Rockfoil exists as more than[/b] 300 species, but most are[/b] perennials with small flowers.[/b]
The name Saxifraga means "rock breaker." Members of this genus of plants are generally found sprouting out of narrow crevices in rocky outcrops throughout the Northern Hemisphere. There are more than 300 species, many of which are in cultivation. Although the genus is widely grown, no one species could be said to be common. Most sources of rock garden plants offer several different ones.

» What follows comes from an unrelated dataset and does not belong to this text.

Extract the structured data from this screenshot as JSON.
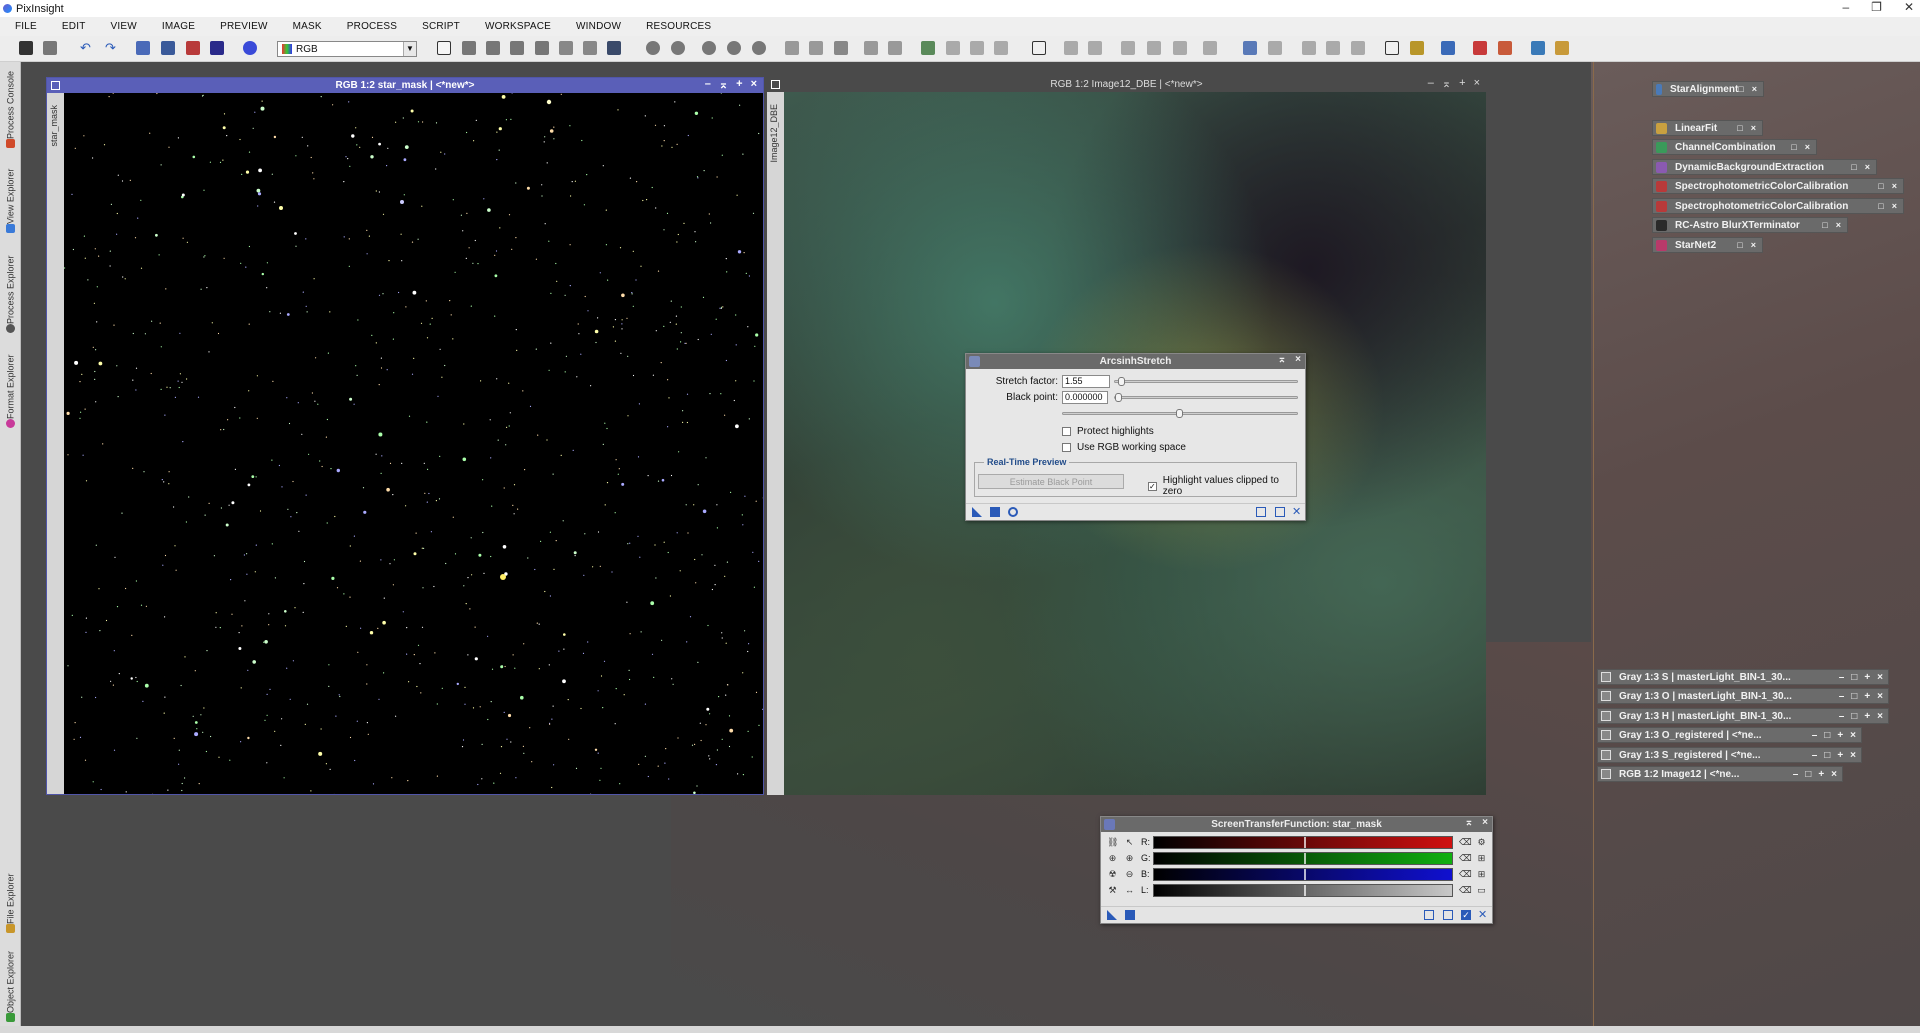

Description of rockfoil: Most rockfoils are cushion-forming perennials with silvery or succulent foliage growing as clusters of small rosettes. In many cultivated forms the leaves are variegated yellow or white. The flower stalks are held well above the low-growing foliage and bear numerous flowers in shades of white, pink, purple, or yellow. Ease of care: Moderately easily.
Growing rockfoil: Most do best in gritty, well-drained soil and in sun or partial shade. Strawberry geranium (S. stolonmifera) differs from the others in requiring rich, moist soil.

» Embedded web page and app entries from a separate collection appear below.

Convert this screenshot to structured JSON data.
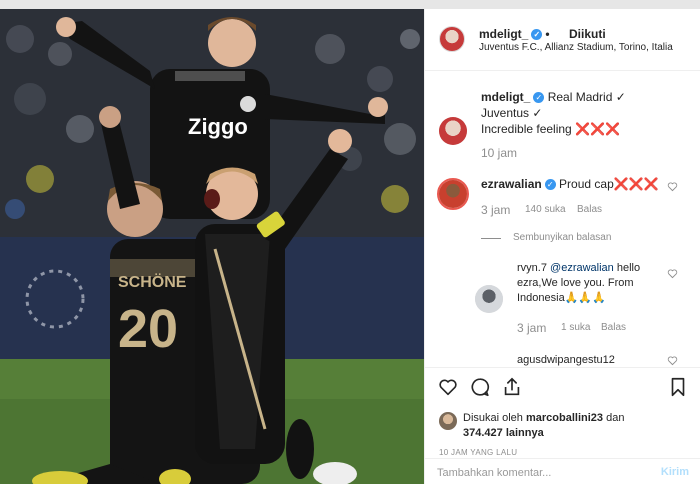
{
  "post": {
    "author": "mdeligt_",
    "follow_status": "Diikuti",
    "location": "Juventus F.C., Allianz Stadium, Torino, Italia",
    "jersey_sponsor": "Ziggo",
    "jersey_name": "SCHÖNE",
    "jersey_number": "20"
  },
  "caption": {
    "author": "mdeligt_",
    "line1": "Real Madrid ✓",
    "line2": "Juventus ✓",
    "line3": "Incredible feeling ❌❌❌",
    "time": "10 jam"
  },
  "comments": [
    {
      "author": "ezrawalian",
      "text": "Proud cap❌❌❌",
      "time": "3 jam",
      "likes": "140 suka",
      "reply_label": "Balas",
      "hide_replies": "Sembunyikan balasan"
    }
  ],
  "replies": [
    {
      "author": "rvyn.7",
      "mention": "@ezrawalian",
      "text_line1": "hello",
      "text_line2": "ezra,We love you. From",
      "text_line3": "Indonesia🙏🙏🙏",
      "time": "3 jam",
      "likes": "1 suka",
      "reply_label": "Balas"
    }
  ],
  "next_comment_author": "agusdwipangestu12",
  "liked_by": {
    "prefix": "Disukai oleh",
    "user": "marcoballini23",
    "joiner": "dan",
    "count": "374.427",
    "suffix": "lainnya"
  },
  "posted_ago": "10 JAM YANG LALU",
  "comment_input": {
    "placeholder": "Tambahkan komentar...",
    "send_label": "Kirim"
  },
  "icons": [
    "heart-icon",
    "comment-icon",
    "share-icon",
    "bookmark-icon",
    "verified-badge-icon"
  ],
  "colors": {
    "verified": "#3897f0",
    "text": "#262626",
    "muted": "#8e8e8e",
    "send_disabled": "#b2dffc",
    "mention": "#003569"
  }
}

Propagating rockfoil: By layering, cuttings, or seed.
Uses for rockfoil: These plants are good choices for planting in rock gardens, even where little soil exists: cracks, crevices, paving, screes, and the like. Strawberry geranium is better used as a woodland plant or a houseplant.
Rockfoil related species: London-pride (S. umbrosa) bears rosettes of green, shiny, tongue-shaped leaves and clusters of pink flowers. S. x urbium is similar with larger, toothed leaves. It is also called London-pride. Jungfrau rockfoil (S. Cotyledon) has spoon-shaped, pubescent leaves with white flowers veined in red. The least typical of the rockfoils is strawberry geranium (S. stolonifera). Its needs and uses are quite different, and it bears leaves quite unlike the others: round with silver veining and a red reverse. It also produces long stolons with plantlets at the tip.
Scientific name of rockfoil: Saxifraga species